This post-war novel features one of those bohemian, female-centred households consisting of five sisters and narrated by nineteen year old Morgan who has something of the charisma of Cassandra from I Capture the Castle. I loved the rambling old house and the episode where the sisters are initially reluctant to play French cricket in the damp garden with a soggy ball but get completely involved and finish the game in high spirits.  
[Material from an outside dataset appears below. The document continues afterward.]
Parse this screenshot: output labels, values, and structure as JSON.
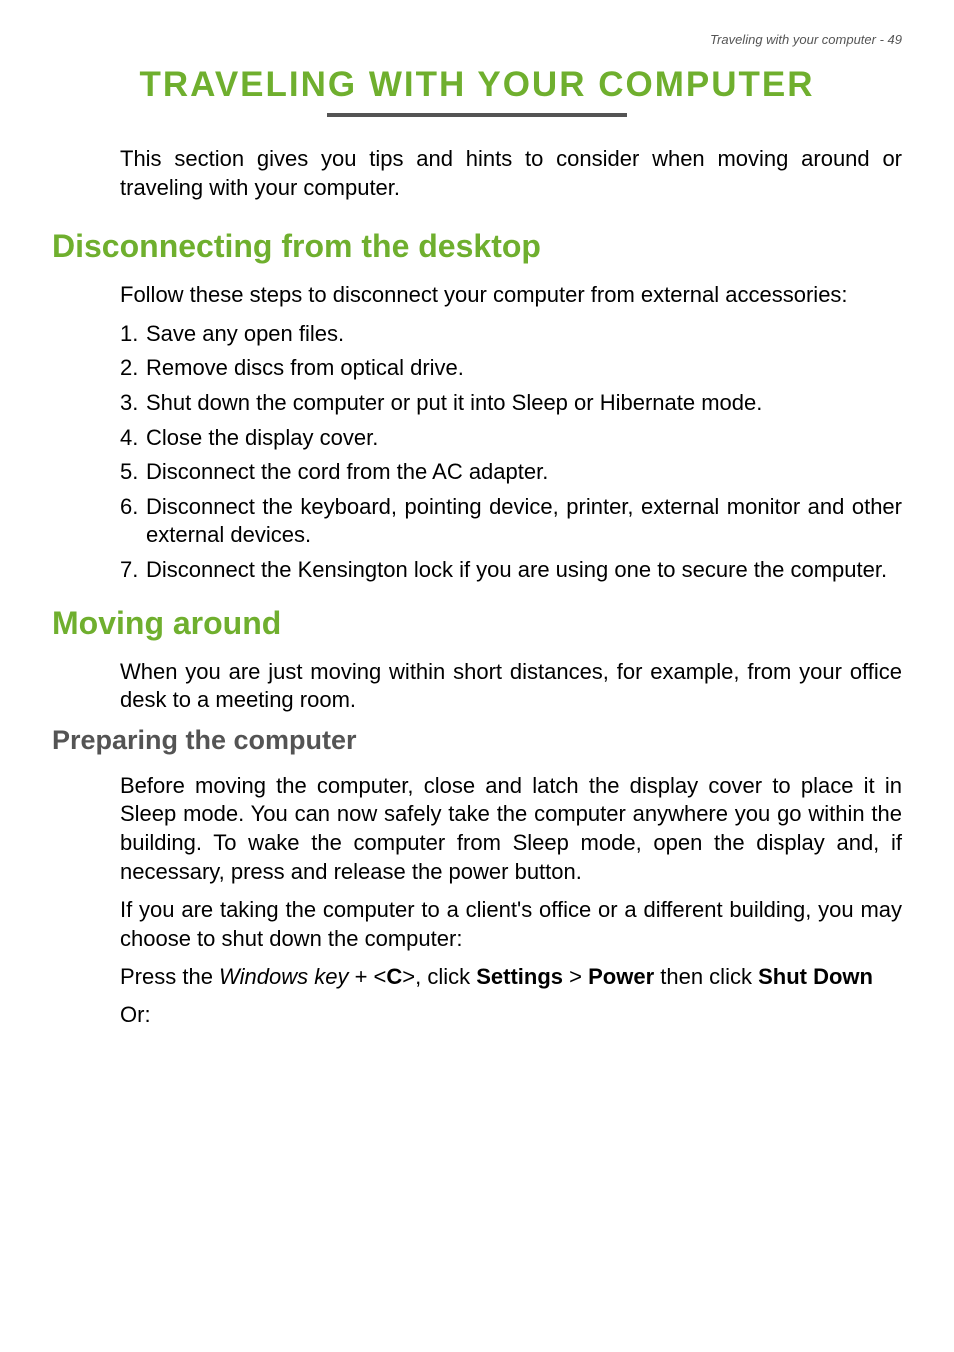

I liked the daughter Cressida who cares how things look and the elder married sister Pandora who is unafraid to challenge her parents. When her father objects to a young man visiting because it upsets their mother (who is clearly not well) she calmly asks ‘Are we a convent father?’
 
 A review I read somewhere complains that the sisters call each other ‘Darling’ too much but those of us who have read a lot of Nancy Mitford and all five volumes of The Cazalets are well used to that! Just when you think the novel is getting a little twee towards the end the dark undercurrent resurfaces and although the attitudes towards mental health would now be questionable it is sympathetically written. Highly recommended.
 
I’m also ploughing through Violet Powell’s leaden biography of E M Delafield. Waaaaay too much recounting of every plot of every novel and Delafield was very prolific.  The only time the biography really comes to life is the chapter in Elizabeth’s own words which describes  her life as a postulant in a convent at the age of 21 and the touching reason she decided not to become a nun.

Occasionally when Violet Powell describes Elizabeth packing empty Christmas cracker boxes with earthy primroses to give to friends or the moment a robin from her Devon garden flies into her bedroom after her death at only 53 you get glimpses of what this book could have been.  We are well overdue for a definitive biography of E M Delafield.  Happy New Year!